- [What you need to do]: Your response should consist of the records, reproduced exactly.

- [Dataset]:
————

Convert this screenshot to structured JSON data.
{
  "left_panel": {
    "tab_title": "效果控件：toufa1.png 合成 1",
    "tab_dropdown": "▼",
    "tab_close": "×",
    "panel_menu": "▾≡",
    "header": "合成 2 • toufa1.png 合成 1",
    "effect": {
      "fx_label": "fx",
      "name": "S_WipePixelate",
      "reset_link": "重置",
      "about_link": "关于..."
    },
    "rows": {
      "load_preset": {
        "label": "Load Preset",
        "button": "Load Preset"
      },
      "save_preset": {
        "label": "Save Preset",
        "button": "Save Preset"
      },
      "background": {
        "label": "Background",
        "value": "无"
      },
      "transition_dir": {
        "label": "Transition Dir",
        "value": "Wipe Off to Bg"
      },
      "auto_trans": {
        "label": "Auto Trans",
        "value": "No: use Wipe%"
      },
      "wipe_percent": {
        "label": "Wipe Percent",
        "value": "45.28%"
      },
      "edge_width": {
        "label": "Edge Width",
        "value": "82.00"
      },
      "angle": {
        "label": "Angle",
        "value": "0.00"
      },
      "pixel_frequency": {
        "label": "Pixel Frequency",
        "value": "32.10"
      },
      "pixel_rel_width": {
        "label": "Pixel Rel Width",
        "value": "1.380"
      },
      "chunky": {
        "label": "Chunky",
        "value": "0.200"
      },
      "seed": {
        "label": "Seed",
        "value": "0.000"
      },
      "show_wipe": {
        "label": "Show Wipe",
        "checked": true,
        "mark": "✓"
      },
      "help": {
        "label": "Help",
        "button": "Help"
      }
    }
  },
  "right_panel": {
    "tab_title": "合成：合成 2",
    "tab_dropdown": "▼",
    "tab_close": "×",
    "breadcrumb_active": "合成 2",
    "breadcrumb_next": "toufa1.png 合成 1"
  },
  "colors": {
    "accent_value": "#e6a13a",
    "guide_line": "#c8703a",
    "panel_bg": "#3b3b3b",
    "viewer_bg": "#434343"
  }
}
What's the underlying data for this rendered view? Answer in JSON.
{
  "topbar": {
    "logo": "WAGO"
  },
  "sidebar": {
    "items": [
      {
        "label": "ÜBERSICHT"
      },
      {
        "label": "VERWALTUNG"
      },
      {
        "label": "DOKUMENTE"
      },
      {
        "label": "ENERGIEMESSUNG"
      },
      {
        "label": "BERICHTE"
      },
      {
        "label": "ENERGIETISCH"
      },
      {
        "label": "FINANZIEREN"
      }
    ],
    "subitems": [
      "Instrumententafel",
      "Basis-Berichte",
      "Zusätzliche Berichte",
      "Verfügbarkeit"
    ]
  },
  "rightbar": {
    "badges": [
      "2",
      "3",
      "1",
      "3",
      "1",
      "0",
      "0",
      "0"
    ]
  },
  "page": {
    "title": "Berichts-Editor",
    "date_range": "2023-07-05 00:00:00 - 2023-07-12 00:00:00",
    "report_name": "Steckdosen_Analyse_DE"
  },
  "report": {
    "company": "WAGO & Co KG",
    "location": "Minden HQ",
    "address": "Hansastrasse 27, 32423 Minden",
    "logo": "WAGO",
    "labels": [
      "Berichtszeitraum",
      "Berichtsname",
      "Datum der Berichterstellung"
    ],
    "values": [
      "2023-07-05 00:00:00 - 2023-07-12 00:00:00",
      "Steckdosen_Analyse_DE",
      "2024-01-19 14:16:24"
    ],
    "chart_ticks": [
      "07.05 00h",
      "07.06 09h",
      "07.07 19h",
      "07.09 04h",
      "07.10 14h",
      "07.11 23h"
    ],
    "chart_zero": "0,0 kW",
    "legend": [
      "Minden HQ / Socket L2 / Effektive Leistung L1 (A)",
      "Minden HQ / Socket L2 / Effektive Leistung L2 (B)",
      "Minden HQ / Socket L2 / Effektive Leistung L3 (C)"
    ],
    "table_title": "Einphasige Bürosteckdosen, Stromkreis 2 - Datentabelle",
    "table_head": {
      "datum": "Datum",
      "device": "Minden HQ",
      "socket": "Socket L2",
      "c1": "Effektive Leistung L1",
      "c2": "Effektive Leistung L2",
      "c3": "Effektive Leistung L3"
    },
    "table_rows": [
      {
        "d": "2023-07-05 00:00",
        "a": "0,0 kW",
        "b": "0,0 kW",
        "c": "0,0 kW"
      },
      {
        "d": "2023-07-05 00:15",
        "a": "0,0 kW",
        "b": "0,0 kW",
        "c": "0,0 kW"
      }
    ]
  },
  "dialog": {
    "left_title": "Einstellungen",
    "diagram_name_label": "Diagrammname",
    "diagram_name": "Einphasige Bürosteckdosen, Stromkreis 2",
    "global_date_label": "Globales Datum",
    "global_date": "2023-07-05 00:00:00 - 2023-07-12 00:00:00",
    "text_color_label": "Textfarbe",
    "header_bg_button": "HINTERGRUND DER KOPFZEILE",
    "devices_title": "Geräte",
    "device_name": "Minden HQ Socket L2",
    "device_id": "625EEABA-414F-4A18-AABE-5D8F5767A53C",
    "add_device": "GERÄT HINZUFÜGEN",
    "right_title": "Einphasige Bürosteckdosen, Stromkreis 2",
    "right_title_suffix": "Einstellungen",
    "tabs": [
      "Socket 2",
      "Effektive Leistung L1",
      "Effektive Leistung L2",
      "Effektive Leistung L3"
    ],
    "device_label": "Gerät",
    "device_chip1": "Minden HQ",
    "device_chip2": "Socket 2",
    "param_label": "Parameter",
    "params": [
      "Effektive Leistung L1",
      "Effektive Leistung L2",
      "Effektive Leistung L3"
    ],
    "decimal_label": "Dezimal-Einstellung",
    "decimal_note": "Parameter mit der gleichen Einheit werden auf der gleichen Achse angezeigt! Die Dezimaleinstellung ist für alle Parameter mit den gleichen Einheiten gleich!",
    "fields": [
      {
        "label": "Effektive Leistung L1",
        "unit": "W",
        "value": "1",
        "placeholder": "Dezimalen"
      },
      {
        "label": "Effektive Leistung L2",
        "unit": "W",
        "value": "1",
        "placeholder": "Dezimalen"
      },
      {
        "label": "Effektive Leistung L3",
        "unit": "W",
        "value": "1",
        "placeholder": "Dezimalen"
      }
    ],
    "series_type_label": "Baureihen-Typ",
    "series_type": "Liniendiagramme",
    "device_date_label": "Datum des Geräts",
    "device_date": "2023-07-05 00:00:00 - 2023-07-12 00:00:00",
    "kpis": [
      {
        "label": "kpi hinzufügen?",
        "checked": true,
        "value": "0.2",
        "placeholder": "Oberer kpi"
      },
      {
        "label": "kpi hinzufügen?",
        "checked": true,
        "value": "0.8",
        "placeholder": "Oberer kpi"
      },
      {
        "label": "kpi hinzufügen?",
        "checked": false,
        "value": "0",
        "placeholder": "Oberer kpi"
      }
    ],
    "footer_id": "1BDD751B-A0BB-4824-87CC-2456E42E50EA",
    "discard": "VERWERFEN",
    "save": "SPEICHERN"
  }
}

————

- [Task solution]:
Convert this screenshot to structured JSON data.
{
  "left_panel": {
    "tab_title": "效果控件：toufa1.png 合成 1",
    "tab_dropdown": "▼",
    "tab_close": "×",
    "panel_menu": "▾≡",
    "header": "合成 2 • toufa1.png 合成 1",
    "effect": {
      "fx_label": "fx",
      "name": "S_WipePixelate",
      "reset_link": "重置",
      "about_link": "关于..."
    },
    "rows": {
      "load_preset": {
        "label": "Load Preset",
        "button": "Load Preset"
      },
      "save_preset": {
        "label": "Save Preset",
        "button": "Save Preset"
      },
      "background": {
        "label": "Background",
        "value": "无"
      },
      "transition_dir": {
        "label": "Transition Dir",
        "value": "Wipe Off to Bg"
      },
      "auto_trans": {
        "label": "Auto Trans",
        "value": "No: use Wipe%"
      },
      "wipe_percent": {
        "label": "Wipe Percent",
        "value": "45.28%"
      },
      "edge_width": {
        "label": "Edge Width",
        "value": "82.00"
      },
      "angle": {
        "label": "Angle",
        "value": "0.00"
      },
      "pixel_frequency": {
        "label": "Pixel Frequency",
        "value": "32.10"
      },
      "pixel_rel_width": {
        "label": "Pixel Rel Width",
        "value": "1.380"
      },
      "chunky": {
        "label": "Chunky",
        "value": "0.200"
      },
      "seed": {
        "label": "Seed",
        "value": "0.000"
      },
      "show_wipe": {
        "label": "Show Wipe",
        "checked": true,
        "mark": "✓"
      },
      "help": {
        "label": "Help",
        "button": "Help"
      }
    }
  },
  "right_panel": {
    "tab_title": "合成：合成 2",
    "tab_dropdown": "▼",
    "tab_close": "×",
    "breadcrumb_active": "合成 2",
    "breadcrumb_next": "toufa1.png 合成 1"
  },
  "colors": {
    "accent_value": "#e6a13a",
    "guide_line": "#c8703a",
    "panel_bg": "#3b3b3b",
    "viewer_bg": "#434343"
  }
}
What's the underlying data for this rendered view? Answer in JSON.
{
  "topbar": {
    "logo": "WAGO"
  },
  "sidebar": {
    "items": [
      {
        "label": "ÜBERSICHT"
      },
      {
        "label": "VERWALTUNG"
      },
      {
        "label": "DOKUMENTE"
      },
      {
        "label": "ENERGIEMESSUNG"
      },
      {
        "label": "BERICHTE"
      },
      {
        "label": "ENERGIETISCH"
      },
      {
        "label": "FINANZIEREN"
      }
    ],
    "subitems": [
      "Instrumententafel",
      "Basis-Berichte",
      "Zusätzliche Berichte",
      "Verfügbarkeit"
    ]
  },
  "rightbar": {
    "badges": [
      "2",
      "3",
      "1",
      "3",
      "1",
      "0",
      "0",
      "0"
    ]
  },
  "page": {
    "title": "Berichts-Editor",
    "date_range": "2023-07-05 00:00:00 - 2023-07-12 00:00:00",
    "report_name": "Steckdosen_Analyse_DE"
  },
  "report": {
    "company": "WAGO & Co KG",
    "location": "Minden HQ",
    "address": "Hansastrasse 27, 32423 Minden",
    "logo": "WAGO",
    "labels": [
      "Berichtszeitraum",
      "Berichtsname",
      "Datum der Berichterstellung"
    ],
    "values": [
      "2023-07-05 00:00:00 - 2023-07-12 00:00:00",
      "Steckdosen_Analyse_DE",
      "2024-01-19 14:16:24"
    ],
    "chart_ticks": [
      "07.05 00h",
      "07.06 09h",
      "07.07 19h",
      "07.09 04h",
      "07.10 14h",
      "07.11 23h"
    ],
    "chart_zero": "0,0 kW",
    "legend": [
      "Minden HQ / Socket L2 / Effektive Leistung L1 (A)",
      "Minden HQ / Socket L2 / Effektive Leistung L2 (B)",
      "Minden HQ / Socket L2 / Effektive Leistung L3 (C)"
    ],
    "table_title": "Einphasige Bürosteckdosen, Stromkreis 2 - Datentabelle",
    "table_head": {
      "datum": "Datum",
      "device": "Minden HQ",
      "socket": "Socket L2",
      "c1": "Effektive Leistung L1",
      "c2": "Effektive Leistung L2",
      "c3": "Effektive Leistung L3"
    },
    "table_rows": [
      {
        "d": "2023-07-05 00:00",
        "a": "0,0 kW",
        "b": "0,0 kW",
        "c": "0,0 kW"
      },
      {
        "d": "2023-07-05 00:15",
        "a": "0,0 kW",
        "b": "0,0 kW",
        "c": "0,0 kW"
      }
    ]
  },
  "dialog": {
    "left_title": "Einstellungen",
    "diagram_name_label": "Diagrammname",
    "diagram_name": "Einphasige Bürosteckdosen, Stromkreis 2",
    "global_date_label": "Globales Datum",
    "global_date": "2023-07-05 00:00:00 - 2023-07-12 00:00:00",
    "text_color_label": "Textfarbe",
    "header_bg_button": "HINTERGRUND DER KOPFZEILE",
    "devices_title": "Geräte",
    "device_name": "Minden HQ Socket L2",
    "device_id": "625EEABA-414F-4A18-AABE-5D8F5767A53C",
    "add_device": "GERÄT HINZUFÜGEN",
    "right_title": "Einphasige Bürosteckdosen, Stromkreis 2",
    "right_title_suffix": "Einstellungen",
    "tabs": [
      "Socket 2",
      "Effektive Leistung L1",
      "Effektive Leistung L2",
      "Effektive Leistung L3"
    ],
    "device_label": "Gerät",
    "device_chip1": "Minden HQ",
    "device_chip2": "Socket 2",
    "param_label": "Parameter",
    "params": [
      "Effektive Leistung L1",
      "Effektive Leistung L2",
      "Effektive Leistung L3"
    ],
    "decimal_label": "Dezimal-Einstellung",
    "decimal_note": "Parameter mit der gleichen Einheit werden auf der gleichen Achse angezeigt! Die Dezimaleinstellung ist für alle Parameter mit den gleichen Einheiten gleich!",
    "fields": [
      {
        "label": "Effektive Leistung L1",
        "unit": "W",
        "value": "1",
        "placeholder": "Dezimalen"
      },
      {
        "label": "Effektive Leistung L2",
        "unit": "W",
        "value": "1",
        "placeholder": "Dezimalen"
      },
      {
        "label": "Effektive Leistung L3",
        "unit": "W",
        "value": "1",
        "placeholder": "Dezimalen"
      }
    ],
    "series_type_label": "Baureihen-Typ",
    "series_type": "Liniendiagramme",
    "device_date_label": "Datum des Geräts",
    "device_date": "2023-07-05 00:00:00 - 2023-07-12 00:00:00",
    "kpis": [
      {
        "label": "kpi hinzufügen?",
        "checked": true,
        "value": "0.2",
        "placeholder": "Oberer kpi"
      },
      {
        "label": "kpi hinzufügen?",
        "checked": true,
        "value": "0.8",
        "placeholder": "Oberer kpi"
      },
      {
        "label": "kpi hinzufügen?",
        "checked": false,
        "value": "0",
        "placeholder": "Oberer kpi"
      }
    ],
    "footer_id": "1BDD751B-A0BB-4824-87CC-2456E42E50EA",
    "discard": "VERWERFEN",
    "save": "SPEICHERN"
  }
}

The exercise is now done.